DSR of the Month

Profiling the industry’s most accomplished foodservice equipment and supplies dealer sales reps. Only one will go on to be named DSR of the Year.


Q&A with Jacob Thomases

Jacob Thomases, Myers Restaurant Supply

Like many in the foodservice industry, Jacob Thomases first got his feet wet working for a restaurant chain as a teenager. After graduating from San Francisco’s now shuttered California Culinary Academy in 2002, Thomases went right into restaurant management.

Jacob ThomasesJacob ThomasesAfter working in restaurant operations for a number of years, he decided a change of pace was necessary. “I wanted a different work/life balance, as I was getting married,” he says. “I started looking at options and ended up at a dealer.”

He joined Myers Restaurant Supply, and has been there for almost five years.

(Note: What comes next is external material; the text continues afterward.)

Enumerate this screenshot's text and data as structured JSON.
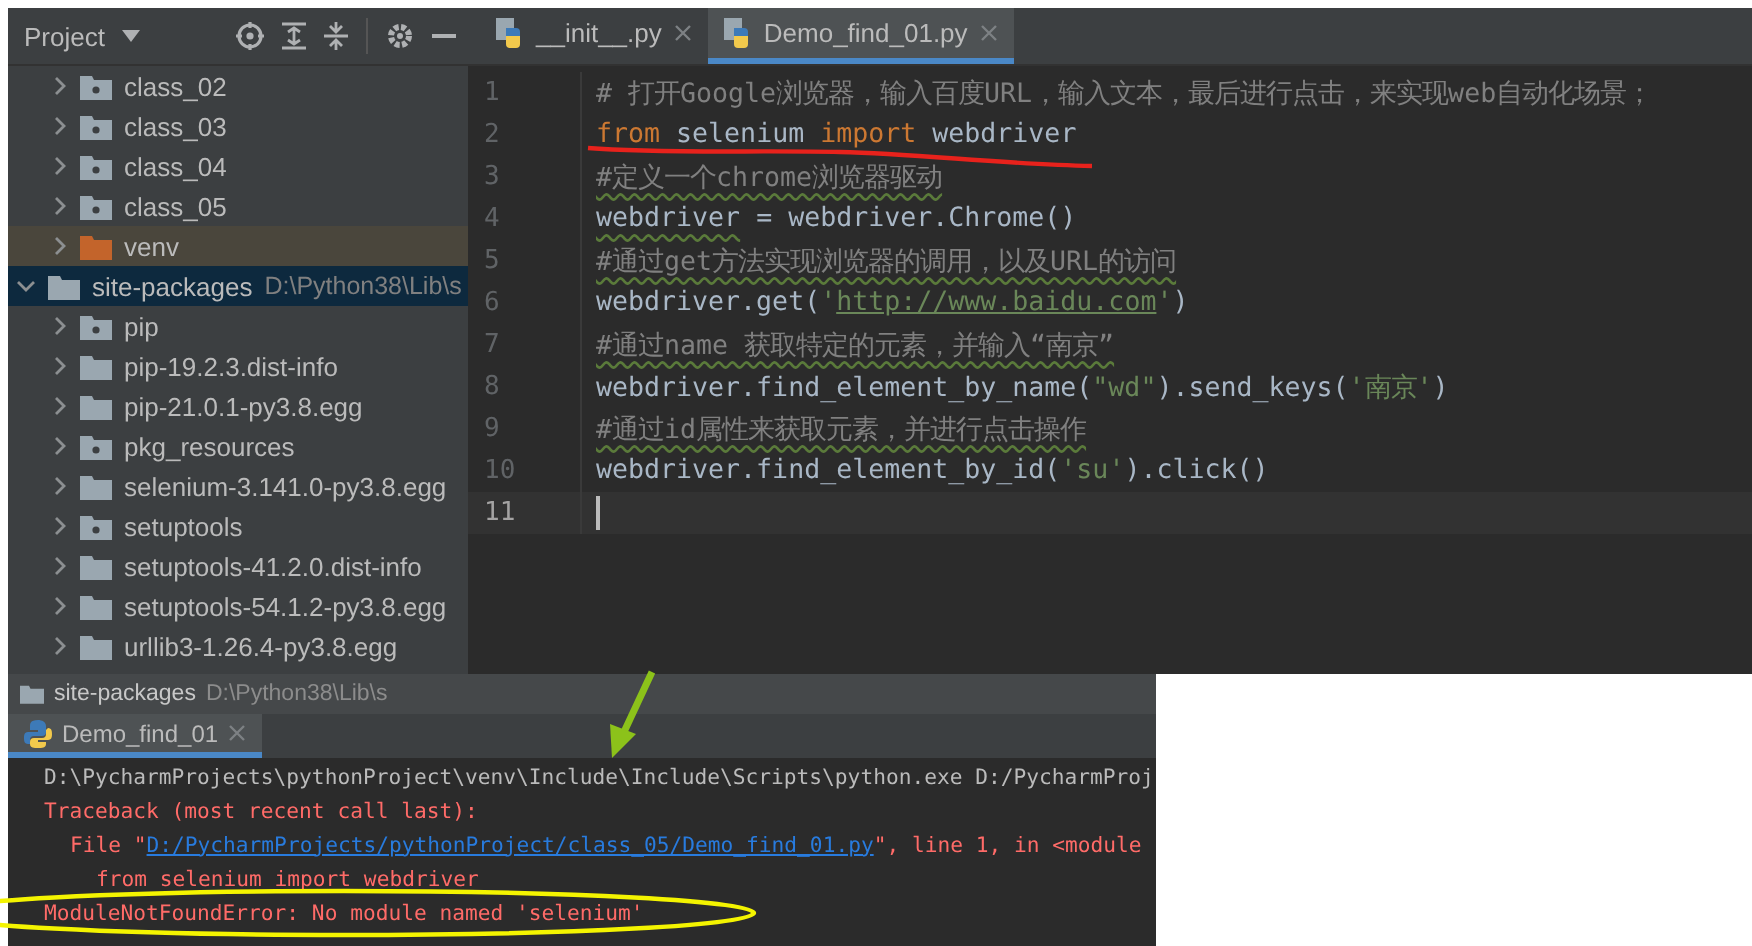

Q: What goes into developing a good kitchen design?

A: There is no cut and dried answer for that, since it comes down to the client’s needs and understanding of the process. You may have a chef who’s done it all before and knows the brand, size and exactly what they need, which can be easier than working with a client who has never been through the process before. It’s important in all cases to ask the right questions, listening to what they are saying and what they are not saying.

Q: How do you approach writing equipment specifications for design projects?

A: A lot of it is client based. Some chefs have particular demands and brand preferences, and are looking for certain specifications, like with a range line and combi oven. Other times, it comes down to a client’s needs and budget. Then there are times that there are no preferences, and I can go in any direction. In this case, it comes down to my relationship with manufacturers and the reps. We want to ensure clients get the right support from reps and vendors. In a perfect world, it works right every time and turns out perfectly. But in reality, that’s not always the case. Rob Myers, who is son of the company’s original owner, says we do it for the high five at the end of the project or we do it so that the client walks away feeling positive about our part of their project and will give us a future referral.

Q: Design projects often come to the table short on time or money or both. How do you deal with these issues?

A: Some of it is about setting expectations and letting clients know things take a certain amount of time. Doing this in advance helps. It needs to be right first, because they have to live with a project’s end results. Quick will not be as good as right.

Q: There are some specific skills involved in specifying the right piece of equipment for a replacement sale. What are some key factors to consider?

A: It’s not always a like for like scenario. There are so many dealers out there and all kinds of supply chain versions, and operators may not get the right equipment. There are situations where a unit may be in place for 15 years and served its purpose and then there are times where equipment is under specified. The reality is that sometimes it’s price driven. As Benjamin Franklin once said, “The bitterness of poor quality remains long after the sweetness of low price is forgotten.” There are many steps and if you miss one it can be catastrophic. Sometimes it’s about learning from your mistakes. One of the great things about Myers is the company’s experienced staff who have been great resources and mentors to me.